## MATERIAL FOR THE TASK
----------

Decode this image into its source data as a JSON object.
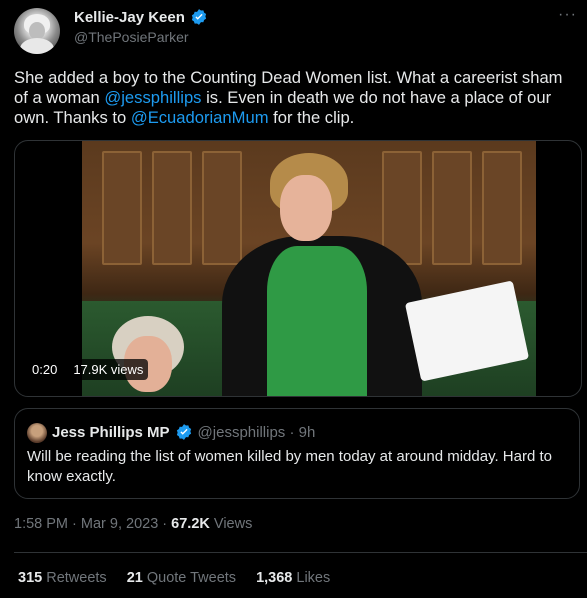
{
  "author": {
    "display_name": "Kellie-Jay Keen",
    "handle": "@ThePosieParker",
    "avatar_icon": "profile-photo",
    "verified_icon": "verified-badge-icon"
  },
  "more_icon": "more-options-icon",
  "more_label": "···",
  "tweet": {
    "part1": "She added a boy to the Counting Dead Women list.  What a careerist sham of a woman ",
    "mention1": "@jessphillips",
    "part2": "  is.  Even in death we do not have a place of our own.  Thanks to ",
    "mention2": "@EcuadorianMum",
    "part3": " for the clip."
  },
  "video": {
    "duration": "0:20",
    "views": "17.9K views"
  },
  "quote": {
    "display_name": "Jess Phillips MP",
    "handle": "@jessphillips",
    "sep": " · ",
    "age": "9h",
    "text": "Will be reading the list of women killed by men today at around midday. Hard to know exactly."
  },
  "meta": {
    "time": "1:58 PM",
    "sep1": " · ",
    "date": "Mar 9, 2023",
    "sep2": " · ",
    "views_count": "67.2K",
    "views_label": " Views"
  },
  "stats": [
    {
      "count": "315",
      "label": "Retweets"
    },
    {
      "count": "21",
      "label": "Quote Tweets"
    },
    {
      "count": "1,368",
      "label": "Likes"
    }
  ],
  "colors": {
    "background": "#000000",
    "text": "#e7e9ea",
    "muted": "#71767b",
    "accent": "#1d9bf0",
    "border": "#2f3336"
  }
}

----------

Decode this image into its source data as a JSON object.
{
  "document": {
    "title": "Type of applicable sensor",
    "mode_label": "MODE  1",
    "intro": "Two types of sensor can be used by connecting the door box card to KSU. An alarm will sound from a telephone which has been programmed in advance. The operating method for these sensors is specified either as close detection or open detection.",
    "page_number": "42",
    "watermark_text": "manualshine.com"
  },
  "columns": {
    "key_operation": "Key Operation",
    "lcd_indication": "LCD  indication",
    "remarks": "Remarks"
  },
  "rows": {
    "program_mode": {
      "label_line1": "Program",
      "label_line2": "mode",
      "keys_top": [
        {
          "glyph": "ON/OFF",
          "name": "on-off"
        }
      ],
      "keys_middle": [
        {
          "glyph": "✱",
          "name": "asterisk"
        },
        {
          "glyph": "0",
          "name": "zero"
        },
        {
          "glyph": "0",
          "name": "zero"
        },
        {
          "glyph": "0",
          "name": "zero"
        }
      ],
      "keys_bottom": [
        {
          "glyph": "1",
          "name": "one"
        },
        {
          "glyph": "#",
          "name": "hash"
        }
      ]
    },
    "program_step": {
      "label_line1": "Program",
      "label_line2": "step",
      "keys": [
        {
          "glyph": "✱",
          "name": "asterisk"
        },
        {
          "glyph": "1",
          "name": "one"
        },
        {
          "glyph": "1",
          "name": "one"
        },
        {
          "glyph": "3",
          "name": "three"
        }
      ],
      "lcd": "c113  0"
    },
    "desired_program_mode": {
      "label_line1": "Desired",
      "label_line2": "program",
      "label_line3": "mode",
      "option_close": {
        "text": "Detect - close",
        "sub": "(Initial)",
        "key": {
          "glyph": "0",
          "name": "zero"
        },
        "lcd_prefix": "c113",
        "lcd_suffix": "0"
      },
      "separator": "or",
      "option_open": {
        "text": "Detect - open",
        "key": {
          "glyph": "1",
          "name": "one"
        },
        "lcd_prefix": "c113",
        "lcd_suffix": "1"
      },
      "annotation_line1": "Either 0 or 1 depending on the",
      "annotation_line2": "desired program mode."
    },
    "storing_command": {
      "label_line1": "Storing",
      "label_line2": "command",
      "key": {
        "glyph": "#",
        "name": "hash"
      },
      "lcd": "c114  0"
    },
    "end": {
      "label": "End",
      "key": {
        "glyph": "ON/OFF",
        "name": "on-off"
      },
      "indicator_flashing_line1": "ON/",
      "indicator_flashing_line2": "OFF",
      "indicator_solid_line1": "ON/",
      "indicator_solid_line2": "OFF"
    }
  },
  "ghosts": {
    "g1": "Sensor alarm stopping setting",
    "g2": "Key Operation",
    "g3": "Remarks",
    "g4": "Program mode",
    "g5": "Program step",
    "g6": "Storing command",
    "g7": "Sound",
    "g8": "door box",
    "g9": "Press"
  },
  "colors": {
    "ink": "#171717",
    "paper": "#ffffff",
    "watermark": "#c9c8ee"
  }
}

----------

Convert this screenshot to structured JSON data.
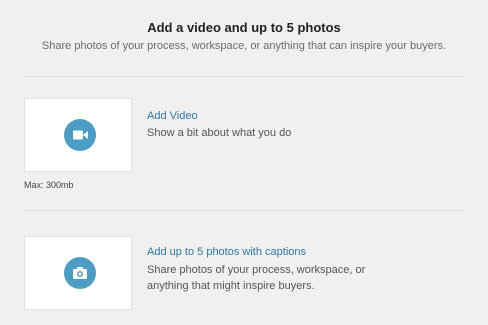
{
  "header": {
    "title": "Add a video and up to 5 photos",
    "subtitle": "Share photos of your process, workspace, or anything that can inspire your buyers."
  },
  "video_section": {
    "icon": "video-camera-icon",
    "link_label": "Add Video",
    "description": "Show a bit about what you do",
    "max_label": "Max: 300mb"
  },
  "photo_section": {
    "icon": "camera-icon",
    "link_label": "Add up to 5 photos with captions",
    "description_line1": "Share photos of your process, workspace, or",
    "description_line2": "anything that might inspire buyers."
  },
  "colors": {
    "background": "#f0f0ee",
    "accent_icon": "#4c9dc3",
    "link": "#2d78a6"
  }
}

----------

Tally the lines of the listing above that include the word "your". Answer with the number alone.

## PROBLEM SOLUTION
2